(Beginning of Data for processing)

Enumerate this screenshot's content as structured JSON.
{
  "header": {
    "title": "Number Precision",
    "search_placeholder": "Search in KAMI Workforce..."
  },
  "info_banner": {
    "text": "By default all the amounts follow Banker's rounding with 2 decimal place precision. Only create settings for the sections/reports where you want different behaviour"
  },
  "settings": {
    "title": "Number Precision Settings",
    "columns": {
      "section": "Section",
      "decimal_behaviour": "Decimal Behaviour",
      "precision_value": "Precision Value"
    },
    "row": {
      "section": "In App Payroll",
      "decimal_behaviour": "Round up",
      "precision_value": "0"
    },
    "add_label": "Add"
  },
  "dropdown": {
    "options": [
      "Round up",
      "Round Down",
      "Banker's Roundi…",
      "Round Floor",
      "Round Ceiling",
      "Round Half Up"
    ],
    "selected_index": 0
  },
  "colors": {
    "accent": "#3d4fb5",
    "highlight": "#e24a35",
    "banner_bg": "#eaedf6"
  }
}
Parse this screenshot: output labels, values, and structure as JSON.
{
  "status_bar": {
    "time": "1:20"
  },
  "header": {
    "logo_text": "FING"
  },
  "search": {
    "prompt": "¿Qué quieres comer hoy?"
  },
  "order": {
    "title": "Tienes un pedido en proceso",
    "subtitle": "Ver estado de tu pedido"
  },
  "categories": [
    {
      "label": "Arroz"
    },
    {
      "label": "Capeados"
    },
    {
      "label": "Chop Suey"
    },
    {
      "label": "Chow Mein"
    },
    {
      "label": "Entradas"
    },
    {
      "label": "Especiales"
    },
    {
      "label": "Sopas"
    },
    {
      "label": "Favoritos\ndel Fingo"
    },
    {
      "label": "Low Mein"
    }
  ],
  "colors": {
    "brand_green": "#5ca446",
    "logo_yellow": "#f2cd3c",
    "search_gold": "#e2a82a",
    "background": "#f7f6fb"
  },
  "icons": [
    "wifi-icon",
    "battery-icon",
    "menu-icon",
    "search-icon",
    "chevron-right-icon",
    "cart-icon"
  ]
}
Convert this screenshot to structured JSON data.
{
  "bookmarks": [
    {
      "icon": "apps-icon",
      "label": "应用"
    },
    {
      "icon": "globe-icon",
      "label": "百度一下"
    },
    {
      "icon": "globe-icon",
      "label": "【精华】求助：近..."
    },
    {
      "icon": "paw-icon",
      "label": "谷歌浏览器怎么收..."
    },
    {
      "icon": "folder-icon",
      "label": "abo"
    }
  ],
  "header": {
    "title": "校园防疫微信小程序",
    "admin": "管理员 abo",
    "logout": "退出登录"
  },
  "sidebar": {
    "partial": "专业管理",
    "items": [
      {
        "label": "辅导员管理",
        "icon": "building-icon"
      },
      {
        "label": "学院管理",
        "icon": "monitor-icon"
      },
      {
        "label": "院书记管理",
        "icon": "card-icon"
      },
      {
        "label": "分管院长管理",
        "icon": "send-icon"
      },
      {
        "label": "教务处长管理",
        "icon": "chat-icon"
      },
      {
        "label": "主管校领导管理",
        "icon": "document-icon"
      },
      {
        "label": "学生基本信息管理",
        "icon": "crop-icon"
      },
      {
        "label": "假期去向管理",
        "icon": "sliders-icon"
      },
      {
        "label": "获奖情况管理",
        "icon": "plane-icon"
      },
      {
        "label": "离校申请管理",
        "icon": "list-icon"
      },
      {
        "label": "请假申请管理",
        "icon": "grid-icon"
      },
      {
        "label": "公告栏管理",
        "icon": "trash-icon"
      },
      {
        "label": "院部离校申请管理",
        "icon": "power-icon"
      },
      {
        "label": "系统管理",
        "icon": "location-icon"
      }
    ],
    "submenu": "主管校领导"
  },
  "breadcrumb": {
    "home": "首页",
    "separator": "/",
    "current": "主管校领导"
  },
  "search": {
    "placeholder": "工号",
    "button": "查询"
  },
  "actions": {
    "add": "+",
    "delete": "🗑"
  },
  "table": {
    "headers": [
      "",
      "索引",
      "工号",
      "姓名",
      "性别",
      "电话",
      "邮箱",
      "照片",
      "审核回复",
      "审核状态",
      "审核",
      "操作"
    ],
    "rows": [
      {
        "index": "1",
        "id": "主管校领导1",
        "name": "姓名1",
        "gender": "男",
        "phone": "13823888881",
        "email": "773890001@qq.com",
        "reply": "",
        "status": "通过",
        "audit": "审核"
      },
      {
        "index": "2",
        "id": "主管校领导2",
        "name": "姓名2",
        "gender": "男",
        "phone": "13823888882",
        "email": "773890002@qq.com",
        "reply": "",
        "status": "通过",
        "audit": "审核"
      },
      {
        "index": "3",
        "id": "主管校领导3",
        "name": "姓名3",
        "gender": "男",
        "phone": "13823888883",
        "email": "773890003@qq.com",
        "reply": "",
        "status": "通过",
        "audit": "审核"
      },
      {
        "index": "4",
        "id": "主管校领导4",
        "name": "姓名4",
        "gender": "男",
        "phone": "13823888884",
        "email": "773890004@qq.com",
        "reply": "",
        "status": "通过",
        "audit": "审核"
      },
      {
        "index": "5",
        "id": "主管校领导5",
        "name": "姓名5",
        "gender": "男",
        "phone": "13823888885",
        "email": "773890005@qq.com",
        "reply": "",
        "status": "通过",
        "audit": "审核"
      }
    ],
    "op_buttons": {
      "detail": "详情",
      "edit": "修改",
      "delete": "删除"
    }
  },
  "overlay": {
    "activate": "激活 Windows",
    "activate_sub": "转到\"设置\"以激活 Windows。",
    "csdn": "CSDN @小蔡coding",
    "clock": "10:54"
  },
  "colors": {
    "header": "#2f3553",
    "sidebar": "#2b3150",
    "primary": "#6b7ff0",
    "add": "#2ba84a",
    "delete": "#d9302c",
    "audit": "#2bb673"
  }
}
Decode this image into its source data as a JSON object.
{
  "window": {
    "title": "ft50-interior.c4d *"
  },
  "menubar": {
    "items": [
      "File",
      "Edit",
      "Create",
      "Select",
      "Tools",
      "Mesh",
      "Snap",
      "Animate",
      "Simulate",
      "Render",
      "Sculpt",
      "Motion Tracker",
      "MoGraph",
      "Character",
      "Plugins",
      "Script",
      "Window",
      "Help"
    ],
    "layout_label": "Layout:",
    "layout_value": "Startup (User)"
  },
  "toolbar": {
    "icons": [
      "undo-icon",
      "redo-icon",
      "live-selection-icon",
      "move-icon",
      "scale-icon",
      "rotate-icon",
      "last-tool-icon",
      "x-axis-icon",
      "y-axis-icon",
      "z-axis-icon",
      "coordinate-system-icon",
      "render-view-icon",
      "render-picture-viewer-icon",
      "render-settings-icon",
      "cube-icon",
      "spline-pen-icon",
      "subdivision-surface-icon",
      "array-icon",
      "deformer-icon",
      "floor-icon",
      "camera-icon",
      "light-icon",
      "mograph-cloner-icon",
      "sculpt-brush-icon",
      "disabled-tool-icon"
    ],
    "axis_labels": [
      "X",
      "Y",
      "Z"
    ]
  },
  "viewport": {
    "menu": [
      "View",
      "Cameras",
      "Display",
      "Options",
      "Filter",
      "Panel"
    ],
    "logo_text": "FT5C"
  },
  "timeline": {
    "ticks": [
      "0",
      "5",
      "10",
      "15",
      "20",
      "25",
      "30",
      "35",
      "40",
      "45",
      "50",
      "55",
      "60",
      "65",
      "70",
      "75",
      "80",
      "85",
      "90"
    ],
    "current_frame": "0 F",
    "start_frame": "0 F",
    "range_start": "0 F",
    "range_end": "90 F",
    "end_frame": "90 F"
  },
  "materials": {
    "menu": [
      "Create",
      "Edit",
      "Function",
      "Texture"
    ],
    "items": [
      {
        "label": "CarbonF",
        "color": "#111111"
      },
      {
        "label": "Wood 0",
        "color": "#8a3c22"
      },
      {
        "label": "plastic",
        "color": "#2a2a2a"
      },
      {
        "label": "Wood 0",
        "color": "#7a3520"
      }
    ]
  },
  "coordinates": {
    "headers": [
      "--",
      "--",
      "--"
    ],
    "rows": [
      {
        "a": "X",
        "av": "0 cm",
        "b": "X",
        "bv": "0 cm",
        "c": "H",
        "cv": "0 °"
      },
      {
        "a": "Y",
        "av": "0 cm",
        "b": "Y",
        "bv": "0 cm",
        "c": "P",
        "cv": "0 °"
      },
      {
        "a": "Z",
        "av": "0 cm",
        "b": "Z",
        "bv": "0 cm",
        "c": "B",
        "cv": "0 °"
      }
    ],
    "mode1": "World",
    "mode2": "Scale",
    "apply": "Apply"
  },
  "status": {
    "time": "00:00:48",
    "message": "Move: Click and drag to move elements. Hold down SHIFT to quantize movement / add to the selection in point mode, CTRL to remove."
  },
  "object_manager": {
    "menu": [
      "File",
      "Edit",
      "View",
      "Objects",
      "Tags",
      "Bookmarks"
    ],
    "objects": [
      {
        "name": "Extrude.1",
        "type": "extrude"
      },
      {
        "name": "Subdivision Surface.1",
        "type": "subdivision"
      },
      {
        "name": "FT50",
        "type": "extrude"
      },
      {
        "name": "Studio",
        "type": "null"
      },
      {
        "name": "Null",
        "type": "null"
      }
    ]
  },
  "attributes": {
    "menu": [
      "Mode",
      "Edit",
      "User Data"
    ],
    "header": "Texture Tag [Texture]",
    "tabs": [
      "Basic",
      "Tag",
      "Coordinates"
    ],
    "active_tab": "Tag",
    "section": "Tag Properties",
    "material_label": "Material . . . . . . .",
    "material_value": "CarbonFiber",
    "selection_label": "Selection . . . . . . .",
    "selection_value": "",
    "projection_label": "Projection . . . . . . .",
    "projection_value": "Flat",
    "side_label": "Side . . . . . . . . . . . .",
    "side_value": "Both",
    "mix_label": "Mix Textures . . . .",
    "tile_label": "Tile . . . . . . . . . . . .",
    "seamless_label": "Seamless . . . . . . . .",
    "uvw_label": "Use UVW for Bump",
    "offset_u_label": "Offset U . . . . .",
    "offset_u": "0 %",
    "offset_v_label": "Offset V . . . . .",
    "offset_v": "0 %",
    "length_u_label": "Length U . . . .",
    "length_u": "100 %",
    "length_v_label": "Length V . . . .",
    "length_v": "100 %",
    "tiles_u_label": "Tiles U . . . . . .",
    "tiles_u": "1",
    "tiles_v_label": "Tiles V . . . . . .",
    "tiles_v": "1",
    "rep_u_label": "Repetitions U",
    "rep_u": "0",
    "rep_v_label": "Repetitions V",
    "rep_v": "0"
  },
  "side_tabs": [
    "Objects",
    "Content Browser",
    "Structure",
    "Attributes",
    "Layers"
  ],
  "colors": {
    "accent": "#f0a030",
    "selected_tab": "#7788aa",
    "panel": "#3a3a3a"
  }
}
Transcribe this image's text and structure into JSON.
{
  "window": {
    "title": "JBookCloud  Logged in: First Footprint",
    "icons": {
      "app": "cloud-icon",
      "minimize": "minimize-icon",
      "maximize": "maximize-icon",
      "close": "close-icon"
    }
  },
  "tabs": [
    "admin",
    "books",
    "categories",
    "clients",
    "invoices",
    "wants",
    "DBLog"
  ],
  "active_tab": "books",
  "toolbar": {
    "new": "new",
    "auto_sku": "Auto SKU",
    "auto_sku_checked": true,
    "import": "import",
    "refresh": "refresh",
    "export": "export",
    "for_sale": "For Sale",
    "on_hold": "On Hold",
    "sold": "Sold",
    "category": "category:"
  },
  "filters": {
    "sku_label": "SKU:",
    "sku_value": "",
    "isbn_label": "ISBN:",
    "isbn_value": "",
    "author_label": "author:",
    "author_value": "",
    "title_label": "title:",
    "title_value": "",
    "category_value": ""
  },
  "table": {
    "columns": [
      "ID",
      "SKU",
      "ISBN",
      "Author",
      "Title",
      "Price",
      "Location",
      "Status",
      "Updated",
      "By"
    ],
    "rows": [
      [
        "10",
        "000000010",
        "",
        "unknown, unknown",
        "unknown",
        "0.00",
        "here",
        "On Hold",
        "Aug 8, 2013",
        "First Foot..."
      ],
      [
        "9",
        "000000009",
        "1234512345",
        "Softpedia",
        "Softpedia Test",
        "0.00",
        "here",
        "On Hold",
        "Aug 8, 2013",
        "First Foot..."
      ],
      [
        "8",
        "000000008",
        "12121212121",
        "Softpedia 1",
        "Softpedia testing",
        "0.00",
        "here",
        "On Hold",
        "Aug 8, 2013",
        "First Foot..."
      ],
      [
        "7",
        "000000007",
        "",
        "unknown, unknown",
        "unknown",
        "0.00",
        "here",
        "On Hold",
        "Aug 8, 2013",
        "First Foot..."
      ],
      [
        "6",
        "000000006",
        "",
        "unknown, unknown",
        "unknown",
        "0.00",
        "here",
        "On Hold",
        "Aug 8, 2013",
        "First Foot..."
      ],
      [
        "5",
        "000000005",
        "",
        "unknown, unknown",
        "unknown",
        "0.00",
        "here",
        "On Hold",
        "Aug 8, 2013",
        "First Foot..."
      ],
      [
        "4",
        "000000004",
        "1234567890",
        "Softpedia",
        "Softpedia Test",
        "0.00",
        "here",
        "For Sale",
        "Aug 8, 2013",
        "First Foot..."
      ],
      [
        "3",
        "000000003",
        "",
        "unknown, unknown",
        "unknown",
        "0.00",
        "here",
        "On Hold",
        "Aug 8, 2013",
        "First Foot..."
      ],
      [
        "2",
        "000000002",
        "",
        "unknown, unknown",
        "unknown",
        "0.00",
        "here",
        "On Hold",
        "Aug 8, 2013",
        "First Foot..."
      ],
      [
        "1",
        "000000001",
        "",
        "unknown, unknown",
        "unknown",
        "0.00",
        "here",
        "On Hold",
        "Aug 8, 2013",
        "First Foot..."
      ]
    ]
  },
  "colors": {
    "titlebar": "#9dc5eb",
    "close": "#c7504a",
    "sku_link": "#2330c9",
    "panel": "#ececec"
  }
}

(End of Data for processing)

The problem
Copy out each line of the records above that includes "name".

The completed task
        "name": "姓名1",
        "name": "姓名2",
        "name": "姓名3",
        "name": "姓名4",
        "name": "姓名5",
        "name": "Extrude.1",
        "name": "Subdivision Surface.1",
        "name": "FT50",
        "name": "Studio",
        "name": "Null",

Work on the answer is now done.